Data extracted from a collection
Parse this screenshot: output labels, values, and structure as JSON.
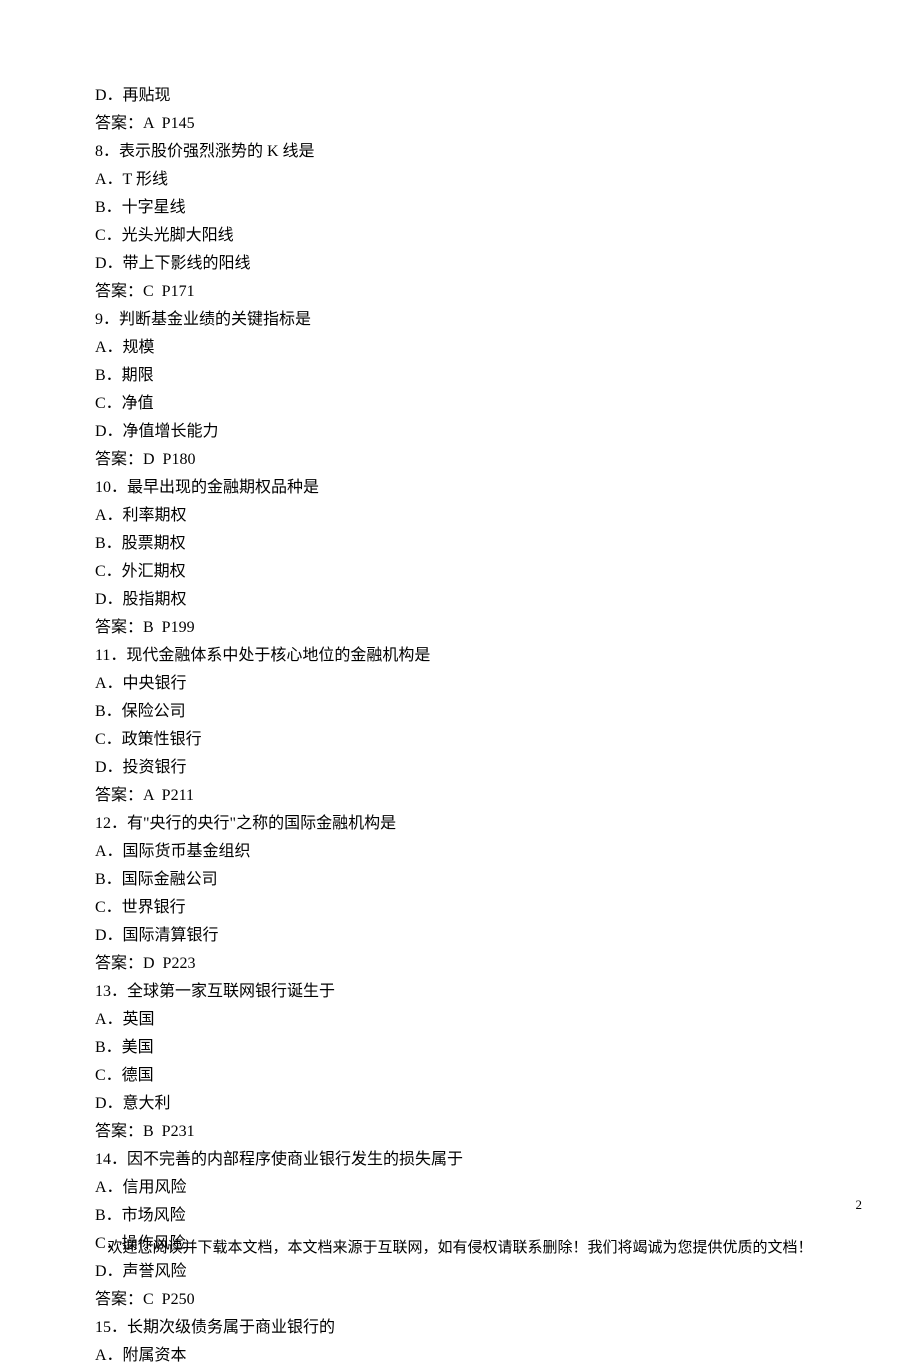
{
  "lines": {
    "l0": "D．再贴现",
    "l1": "答案：A  P145",
    "l2": "8．表示股价强烈涨势的 K 线是",
    "l3": "A．T 形线",
    "l4": "B．十字星线",
    "l5": "C．光头光脚大阳线",
    "l6": "D．带上下影线的阳线",
    "l7": "答案：C  P171",
    "l8": "9．判断基金业绩的关键指标是",
    "l9": "A．规模",
    "l10": "B．期限",
    "l11": "C．净值",
    "l12": "D．净值增长能力",
    "l13": "答案：D  P180",
    "l14": "10．最早出现的金融期权品种是",
    "l15": "A．利率期权",
    "l16": "B．股票期权",
    "l17": "C．外汇期权",
    "l18": "D．股指期权",
    "l19": "答案：B  P199",
    "l20": "11．现代金融体系中处于核心地位的金融机构是",
    "l21": "A．中央银行",
    "l22": "B．保险公司",
    "l23": "C．政策性银行",
    "l24": "D．投资银行",
    "l25": "答案：A  P211",
    "l26": "12．有\"央行的央行\"之称的国际金融机构是",
    "l27": "A．国际货币基金组织",
    "l28": "B．国际金融公司",
    "l29": "C．世界银行",
    "l30": "D．国际清算银行",
    "l31": "答案：D  P223",
    "l32": "13．全球第一家互联网银行诞生于",
    "l33": "A．英国",
    "l34": "B．美国",
    "l35": "C．德国",
    "l36": "D．意大利",
    "l37": "答案：B  P231",
    "l38": "14．因不完善的内部程序使商业银行发生的损失属于",
    "l39": "A．信用风险",
    "l40": "B．市场风险",
    "l41": "C．操作风险",
    "l42": "D．声誉风险",
    "l43": "答案：C  P250",
    "l44": "15．长期次级债务属于商业银行的",
    "l45": "A．附属资本"
  },
  "page_number": "2",
  "footer_text": "欢迎您阅读并下载本文档，本文档来源于互联网，如有侵权请联系删除！我们将竭诚为您提供优质的文档！"
}
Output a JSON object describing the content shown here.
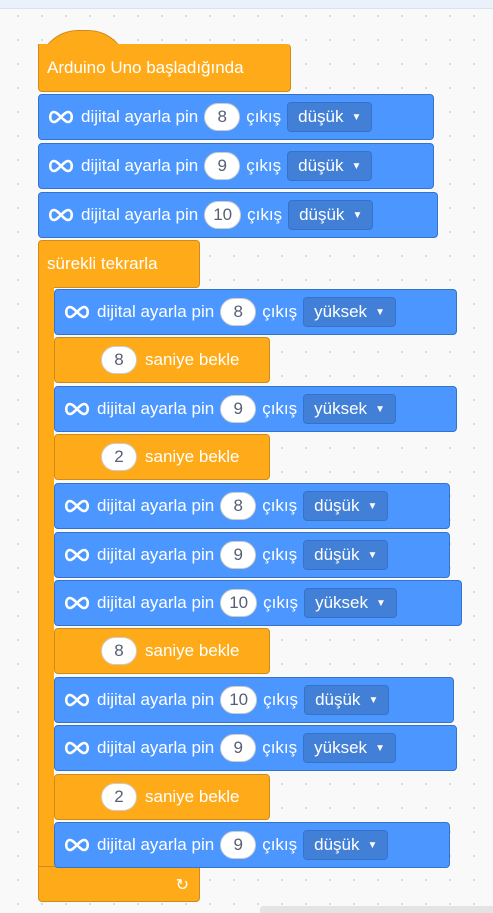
{
  "hat": {
    "label": "Arduino Uno başladığında"
  },
  "setup": [
    {
      "label": "dijital ayarla pin",
      "pin": "8",
      "mid": "çıkış",
      "state": "düşük"
    },
    {
      "label": "dijital ayarla pin",
      "pin": "9",
      "mid": "çıkış",
      "state": "düşük"
    },
    {
      "label": "dijital ayarla pin",
      "pin": "10",
      "mid": "çıkış",
      "state": "düşük"
    }
  ],
  "loop": {
    "label": "sürekli tekrarla",
    "body": [
      {
        "kind": "pin",
        "label": "dijital ayarla pin",
        "pin": "8",
        "mid": "çıkış",
        "state": "yüksek"
      },
      {
        "kind": "wait",
        "value": "8",
        "label": "saniye bekle"
      },
      {
        "kind": "pin",
        "label": "dijital ayarla pin",
        "pin": "9",
        "mid": "çıkış",
        "state": "yüksek"
      },
      {
        "kind": "wait",
        "value": "2",
        "label": "saniye bekle"
      },
      {
        "kind": "pin",
        "label": "dijital ayarla pin",
        "pin": "8",
        "mid": "çıkış",
        "state": "düşük"
      },
      {
        "kind": "pin",
        "label": "dijital ayarla pin",
        "pin": "9",
        "mid": "çıkış",
        "state": "düşük"
      },
      {
        "kind": "pin",
        "label": "dijital ayarla pin",
        "pin": "10",
        "mid": "çıkış",
        "state": "yüksek"
      },
      {
        "kind": "wait",
        "value": "8",
        "label": "saniye bekle"
      },
      {
        "kind": "pin",
        "label": "dijital ayarla pin",
        "pin": "10",
        "mid": "çıkış",
        "state": "düşük"
      },
      {
        "kind": "pin",
        "label": "dijital ayarla pin",
        "pin": "9",
        "mid": "çıkış",
        "state": "yüksek"
      },
      {
        "kind": "wait",
        "value": "2",
        "label": "saniye bekle"
      },
      {
        "kind": "pin",
        "label": "dijital ayarla pin",
        "pin": "9",
        "mid": "çıkış",
        "state": "düşük"
      }
    ]
  },
  "icons": {
    "block_icon": "infinity-icon",
    "loop_icon": "loop-arrow-icon",
    "dropdown_icon": "caret-down-icon"
  },
  "colors": {
    "control": "#ffab19",
    "arduino": "#4c97ff",
    "input": "#ffffff"
  }
}
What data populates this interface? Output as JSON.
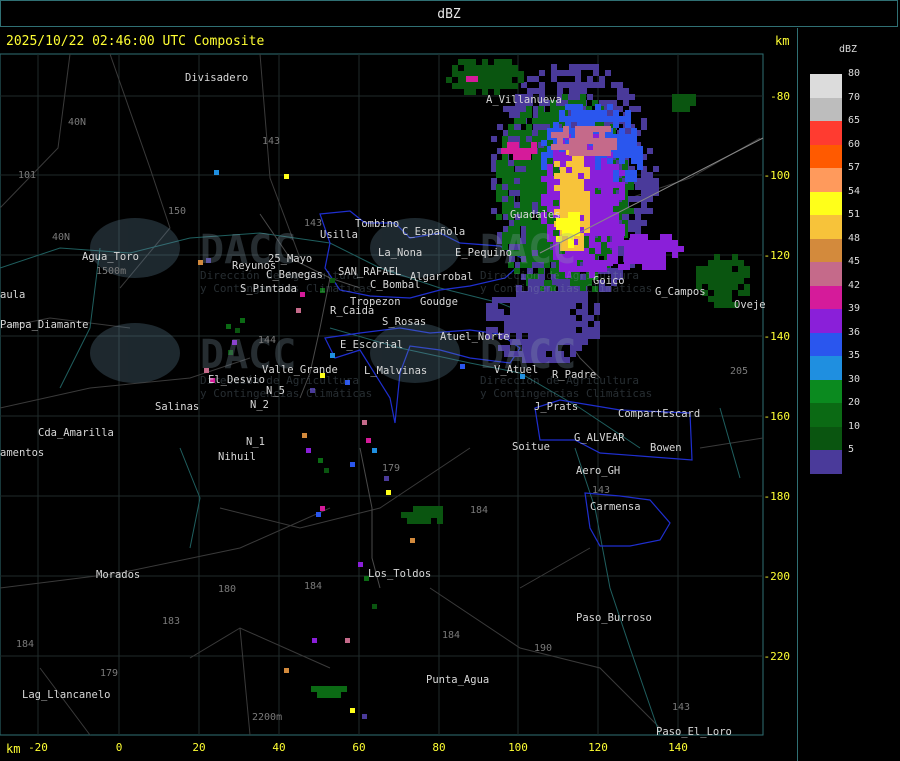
{
  "header": {
    "title": "dBZ",
    "timestamp": "2025/10/22 02:46:00 UTC Composite",
    "km_top": "km",
    "km_bottom": "km"
  },
  "legend": {
    "title": "dBZ",
    "entries": [
      {
        "label": "80",
        "color": "#dcdcdc"
      },
      {
        "label": "70",
        "color": "#bdbdbd"
      },
      {
        "label": "65",
        "color": "#ff3b30"
      },
      {
        "label": "60",
        "color": "#ff5a00"
      },
      {
        "label": "57",
        "color": "#ff9a5c"
      },
      {
        "label": "54",
        "color": "#ffff1a"
      },
      {
        "label": "51",
        "color": "#f7c33a"
      },
      {
        "label": "48",
        "color": "#d38a3c"
      },
      {
        "label": "45",
        "color": "#c56a8a"
      },
      {
        "label": "42",
        "color": "#d51b9a"
      },
      {
        "label": "39",
        "color": "#8a1fd9"
      },
      {
        "label": "36",
        "color": "#2a56ee"
      },
      {
        "label": "35",
        "color": "#1f8fe0"
      },
      {
        "label": "30",
        "color": "#0b8a1f"
      },
      {
        "label": "20",
        "color": "#0b6a14"
      },
      {
        "label": "10",
        "color": "#0a5510"
      },
      {
        "label": "5",
        "color": "#4a3a9a"
      }
    ]
  },
  "axes": {
    "x_ticks": [
      "-20",
      "0",
      "20",
      "40",
      "60",
      "80",
      "100",
      "120",
      "140"
    ],
    "y_ticks": [
      "-80",
      "-100",
      "-120",
      "-140",
      "-160",
      "-180",
      "-200",
      "-220"
    ]
  },
  "places": [
    "Divisadero",
    "A_Villanueva",
    "Tombino",
    "Usilla",
    "C_Española",
    "Agua_Toro",
    "La_Nona",
    "E_Pequino",
    "Reyunos",
    "25_Mayo",
    "C_Benegas",
    "SAN_RAFAEL",
    "Algarrobal",
    "C_Bombal",
    "S_Pintada",
    "Tropezon",
    "Goudge",
    "R_Caida",
    "S_Rosas",
    "Atuel_Norte",
    "E_Escorial",
    "Guadales",
    "Pampa_Diamante",
    "aula",
    "Valle_Grande",
    "L_Malvinas",
    "V_Atuel",
    "R_Padre",
    "El_Desvio",
    "Salinas",
    "N_2",
    "N_5",
    "J_Prats",
    "CompartEscard",
    "Cda_Amarilla",
    "amentos",
    "N_1",
    "Nihuil",
    "G_ALVEAR",
    "Soitue",
    "Bowen",
    "Aero_GH",
    "Carmensa",
    "Morados",
    "Los_Toldos",
    "Paso_Burroso",
    "Lag_Llancanelo",
    "Punta_Agua",
    "Paso_El_Loro",
    "Oveje",
    "G_Campos",
    "Goico"
  ],
  "route_labels": [
    "40N",
    "143",
    "101",
    "150",
    "40N",
    "143",
    "144",
    "179",
    "184",
    "180",
    "184",
    "183",
    "179",
    "184",
    "190",
    "143",
    "205",
    "184",
    "143"
  ],
  "elev_labels": [
    "1500m",
    "2200m"
  ],
  "watermark": {
    "brand": "DACC",
    "line1": "Dirección de Agricultura",
    "line2": "y Contingencias Climáticas"
  }
}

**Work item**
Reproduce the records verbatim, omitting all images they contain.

**Task answer**
Parse this screenshot: output labels, values, and structure as JSON.
{
  "lines": {
    "l0": "D．再贴现",
    "l1": "答案：A  P145",
    "l2": "8．表示股价强烈涨势的 K 线是",
    "l3": "A．T 形线",
    "l4": "B．十字星线",
    "l5": "C．光头光脚大阳线",
    "l6": "D．带上下影线的阳线",
    "l7": "答案：C  P171",
    "l8": "9．判断基金业绩的关键指标是",
    "l9": "A．规模",
    "l10": "B．期限",
    "l11": "C．净值",
    "l12": "D．净值增长能力",
    "l13": "答案：D  P180",
    "l14": "10．最早出现的金融期权品种是",
    "l15": "A．利率期权",
    "l16": "B．股票期权",
    "l17": "C．外汇期权",
    "l18": "D．股指期权",
    "l19": "答案：B  P199",
    "l20": "11．现代金融体系中处于核心地位的金融机构是",
    "l21": "A．中央银行",
    "l22": "B．保险公司",
    "l23": "C．政策性银行",
    "l24": "D．投资银行",
    "l25": "答案：A  P211",
    "l26": "12．有\"央行的央行\"之称的国际金融机构是",
    "l27": "A．国际货币基金组织",
    "l28": "B．国际金融公司",
    "l29": "C．世界银行",
    "l30": "D．国际清算银行",
    "l31": "答案：D  P223",
    "l32": "13．全球第一家互联网银行诞生于",
    "l33": "A．英国",
    "l34": "B．美国",
    "l35": "C．德国",
    "l36": "D．意大利",
    "l37": "答案：B  P231",
    "l38": "14．因不完善的内部程序使商业银行发生的损失属于",
    "l39": "A．信用风险",
    "l40": "B．市场风险",
    "l41": "C．操作风险",
    "l42": "D．声誉风险",
    "l43": "答案：C  P250",
    "l44": "15．长期次级债务属于商业银行的",
    "l45": "A．附属资本"
  },
  "page_number": "2",
  "footer_text": "欢迎您阅读并下载本文档，本文档来源于互联网，如有侵权请联系删除！我们将竭诚为您提供优质的文档！"
}
Output a JSON object describing the content shown here.
{
  "hat": {
    "label": "Arduino Uno başladığında"
  },
  "setup": [
    {
      "label": "dijital ayarla pin",
      "pin": "8",
      "mid": "çıkış",
      "state": "düşük"
    },
    {
      "label": "dijital ayarla pin",
      "pin": "9",
      "mid": "çıkış",
      "state": "düşük"
    },
    {
      "label": "dijital ayarla pin",
      "pin": "10",
      "mid": "çıkış",
      "state": "düşük"
    }
  ],
  "loop": {
    "label": "sürekli tekrarla",
    "body": [
      {
        "kind": "pin",
        "label": "dijital ayarla pin",
        "pin": "8",
        "mid": "çıkış",
        "state": "yüksek"
      },
      {
        "kind": "wait",
        "value": "8",
        "label": "saniye bekle"
      },
      {
        "kind": "pin",
        "label": "dijital ayarla pin",
        "pin": "9",
        "mid": "çıkış",
        "state": "yüksek"
      },
      {
        "kind": "wait",
        "value": "2",
        "label": "saniye bekle"
      },
      {
        "kind": "pin",
        "label": "dijital ayarla pin",
        "pin": "8",
        "mid": "çıkış",
        "state": "düşük"
      },
      {
        "kind": "pin",
        "label": "dijital ayarla pin",
        "pin": "9",
        "mid": "çıkış",
        "state": "düşük"
      },
      {
        "kind": "pin",
        "label": "dijital ayarla pin",
        "pin": "10",
        "mid": "çıkış",
        "state": "yüksek"
      },
      {
        "kind": "wait",
        "value": "8",
        "label": "saniye bekle"
      },
      {
        "kind": "pin",
        "label": "dijital ayarla pin",
        "pin": "10",
        "mid": "çıkış",
        "state": "düşük"
      },
      {
        "kind": "pin",
        "label": "dijital ayarla pin",
        "pin": "9",
        "mid": "çıkış",
        "state": "yüksek"
      },
      {
        "kind": "wait",
        "value": "2",
        "label": "saniye bekle"
      },
      {
        "kind": "pin",
        "label": "dijital ayarla pin",
        "pin": "9",
        "mid": "çıkış",
        "state": "düşük"
      }
    ]
  },
  "icons": {
    "block_icon": "infinity-icon",
    "loop_icon": "loop-arrow-icon",
    "dropdown_icon": "caret-down-icon"
  },
  "colors": {
    "control": "#ffab19",
    "arduino": "#4c97ff",
    "input": "#ffffff"
  }
}
What data populates this interface? Output as JSON.
{
  "header": {
    "title": "dBZ",
    "timestamp": "2025/10/22 02:46:00 UTC Composite",
    "km_top": "km",
    "km_bottom": "km"
  },
  "legend": {
    "title": "dBZ",
    "entries": [
      {
        "label": "80",
        "color": "#dcdcdc"
      },
      {
        "label": "70",
        "color": "#bdbdbd"
      },
      {
        "label": "65",
        "color": "#ff3b30"
      },
      {
        "label": "60",
        "color": "#ff5a00"
      },
      {
        "label": "57",
        "color": "#ff9a5c"
      },
      {
        "label": "54",
        "color": "#ffff1a"
      },
      {
        "label": "51",
        "color": "#f7c33a"
      },
      {
        "label": "48",
        "color": "#d38a3c"
      },
      {
        "label": "45",
        "color": "#c56a8a"
      },
      {
        "label": "42",
        "color": "#d51b9a"
      },
      {
        "label": "39",
        "color": "#8a1fd9"
      },
      {
        "label": "36",
        "color": "#2a56ee"
      },
      {
        "label": "35",
        "color": "#1f8fe0"
      },
      {
        "label": "30",
        "color": "#0b8a1f"
      },
      {
        "label": "20",
        "color": "#0b6a14"
      },
      {
        "label": "10",
        "color": "#0a5510"
      },
      {
        "label": "5",
        "color": "#4a3a9a"
      }
    ]
  },
  "axes": {
    "x_ticks": [
      "-20",
      "0",
      "20",
      "40",
      "60",
      "80",
      "100",
      "120",
      "140"
    ],
    "y_ticks": [
      "-80",
      "-100",
      "-120",
      "-140",
      "-160",
      "-180",
      "-200",
      "-220"
    ]
  },
  "places": [
    "Divisadero",
    "A_Villanueva",
    "Tombino",
    "Usilla",
    "C_Española",
    "Agua_Toro",
    "La_Nona",
    "E_Pequino",
    "Reyunos",
    "25_Mayo",
    "C_Benegas",
    "SAN_RAFAEL",
    "Algarrobal",
    "C_Bombal",
    "S_Pintada",
    "Tropezon",
    "Goudge",
    "R_Caida",
    "S_Rosas",
    "Atuel_Norte",
    "E_Escorial",
    "Guadales",
    "Pampa_Diamante",
    "aula",
    "Valle_Grande",
    "L_Malvinas",
    "V_Atuel",
    "R_Padre",
    "El_Desvio",
    "Salinas",
    "N_2",
    "N_5",
    "J_Prats",
    "CompartEscard",
    "Cda_Amarilla",
    "amentos",
    "N_1",
    "Nihuil",
    "G_ALVEAR",
    "Soitue",
    "Bowen",
    "Aero_GH",
    "Carmensa",
    "Morados",
    "Los_Toldos",
    "Paso_Burroso",
    "Lag_Llancanelo",
    "Punta_Agua",
    "Paso_El_Loro",
    "Oveje",
    "G_Campos",
    "Goico"
  ],
  "route_labels": [
    "40N",
    "143",
    "101",
    "150",
    "40N",
    "143",
    "144",
    "179",
    "184",
    "180",
    "184",
    "183",
    "179",
    "184",
    "190",
    "143",
    "205",
    "184",
    "143"
  ],
  "elev_labels": [
    "1500m",
    "2200m"
  ],
  "watermark": {
    "brand": "DACC",
    "line1": "Dirección de Agricultura",
    "line2": "y Contingencias Climáticas"
  }
}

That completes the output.